Yukon author uses AI to write new book

O’Hara’s third title is about condition called Lipedema

Yukon author Susan O’Hara wrote her third book, “Legs Like Mine – A Whimsical Life with Lipedema,” using Artificial Intelligence technologies. (Photo provided)

A Yukon woman has written her third book, about a condition called Lipedema, in only four hours using Artificial Intelligence.

Susan O’Hara, a woman affected by Lipedema, authored the 300-page coffee table book featuring whimsical images of Lipedema Ladies using a variety of art mediums.

O’Hara’s book, “Legs Like Mine – A Whimsical Life with Lipedema,” is at the publishing office of Amazon now. It will be available for online purchase soon.

The Yukon woman wrote the entire book – from blank page to completed project sent to the publisher – in just four hours using AI technologies called DALL-E to generate the artwork.

“I entered in quirky prompts and the medium I’d like to see the images in, and selected images that made me smile for the coffee table book,” the author said. “Once I got started, I had completed 300 pages of the book in no time.”

O’Hara previously authored two other books – “Jeans on a Beach Day” (2022, Amazon) and “Aqua Therapy for Lipedema and Lymphedema” (2023, Amazon).

It helped that she’s already familiar with the process of book-writing, after completing her first two projects over many, many months.



O’Hara wrote the book in honor of Lipedema Awareness Month this June, to raise awareness of the condition affecting 11% of women, where a woman’s body builds up abnormal deposits of fat cells in the legs, thighs and buttocks.

If not treated, Lipedema can progress through four stages, potentially causing immobility.

The condition is rarely correctly diagnosed and is not taught in medical school curriculums, although O’Hara has been working to change that by contacting physician and medical associations, and colleges.

Some women are diagnosed with obesity, and then miss the opportunity for proper treatment to prevent progression.

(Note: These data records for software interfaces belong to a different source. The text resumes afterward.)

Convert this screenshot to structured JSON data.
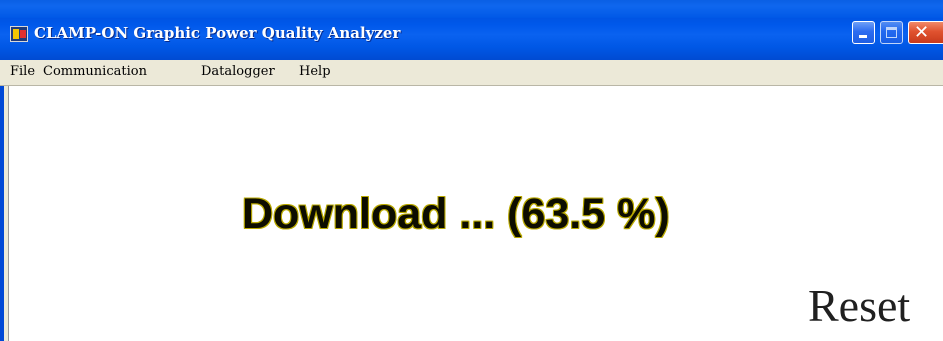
{
  "window": {
    "title": "CLAMP-ON Graphic Power Quality Analyzer",
    "icon": "app-icon"
  },
  "menu": {
    "items": [
      "File",
      "Communication",
      "Datalogger",
      "Help"
    ]
  },
  "main": {
    "status_text": "Download ... (63.5 %)",
    "download_progress_percent": 63.5,
    "reset_label": "Reset"
  },
  "colors": {
    "titlebar": "#0058e6",
    "menubar": "#ece9d8",
    "status_outline": "#b8a800",
    "close_button": "#e0522f"
  }
}
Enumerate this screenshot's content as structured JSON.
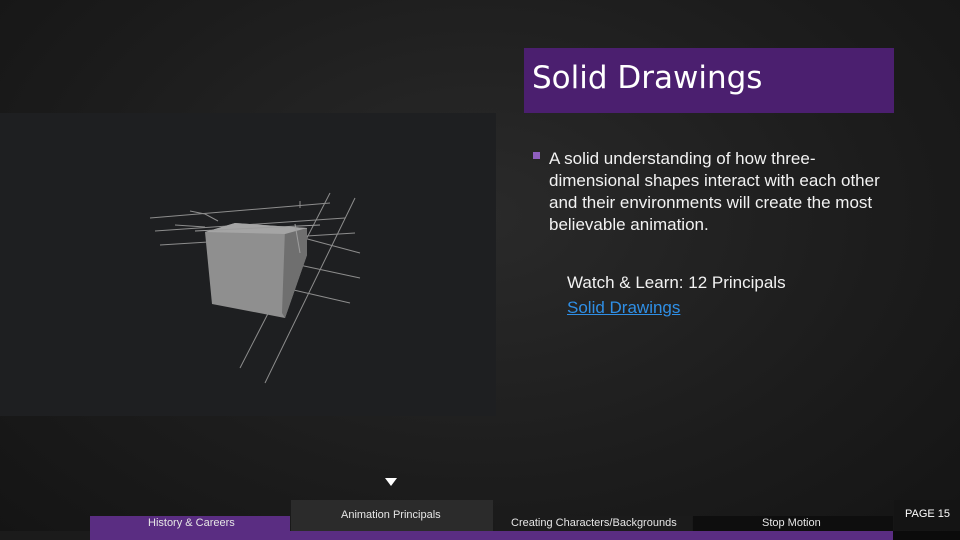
{
  "slide": {
    "title": "Solid Drawings",
    "bullet": "A solid understanding of how three-dimensional shapes interact with each other and their environments will create the most believable animation.",
    "watch_label": "Watch & Learn: 12 Principals",
    "watch_link": "Solid Drawings",
    "illustration": "3d-cube-grid"
  },
  "nav": {
    "items": [
      {
        "label": "History & Careers"
      },
      {
        "label": "Animation Principals"
      },
      {
        "label": "Creating Characters/Backgrounds"
      },
      {
        "label": "Stop Motion"
      }
    ],
    "page_label": "PAGE 15"
  },
  "colors": {
    "accent": "#4b1f6f",
    "nav_accent": "#5a2d82",
    "link": "#2f8fe6"
  }
}
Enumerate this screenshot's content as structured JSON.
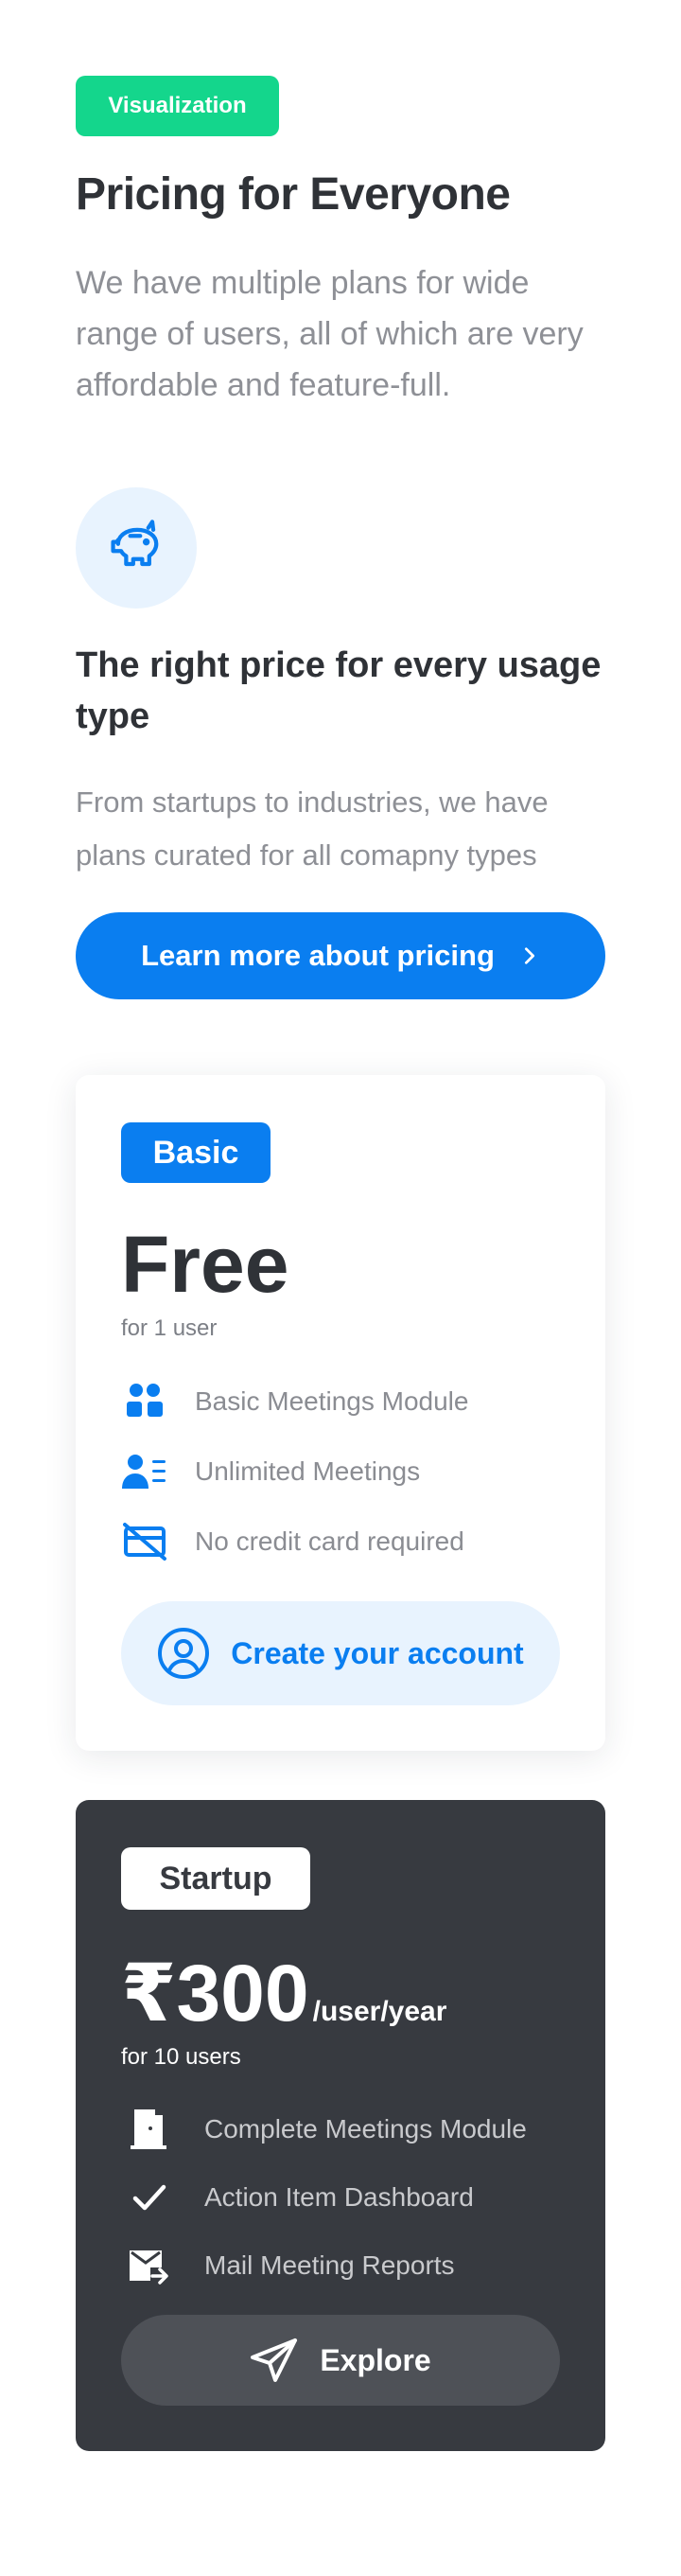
{
  "header": {
    "badge": "Visualization",
    "title": "Pricing for Everyone",
    "subtitle": "We have multiple plans for wide range of users, all of which are very affordable and feature-full."
  },
  "feature": {
    "icon": "piggy-bank-icon",
    "title": "The right price for every usage type",
    "description": "From startups to industries, we have plans curated for all comapny types",
    "cta_label": "Learn more about pricing"
  },
  "plans": {
    "basic": {
      "tag": "Basic",
      "price": "Free",
      "users": "for 1 user",
      "features": [
        "Basic Meetings Module",
        "Unlimited Meetings",
        "No credit card required"
      ],
      "button_label": "Create your account"
    },
    "startup": {
      "tag": "Startup",
      "price": "₹300",
      "period": "/user/year",
      "users": "for 10 users",
      "features": [
        "Complete Meetings Module",
        "Action Item Dashboard",
        "Mail Meeting Reports"
      ],
      "button_label": "Explore"
    }
  },
  "colors": {
    "accent": "#0a7ef0",
    "badge_green": "#14d68c",
    "dark_card": "#373a40",
    "light_blue": "#e8f3fe"
  }
}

“I hope to raise awareness and advocate for more diverse representation of body sizes in media, entertainment and advertising,” O’Hara said. “This helps to create a more realistic portrayal of women of all sizes, and that’s good for all. There just isn’t enough positive artwork depicting real female bodies out there … yet”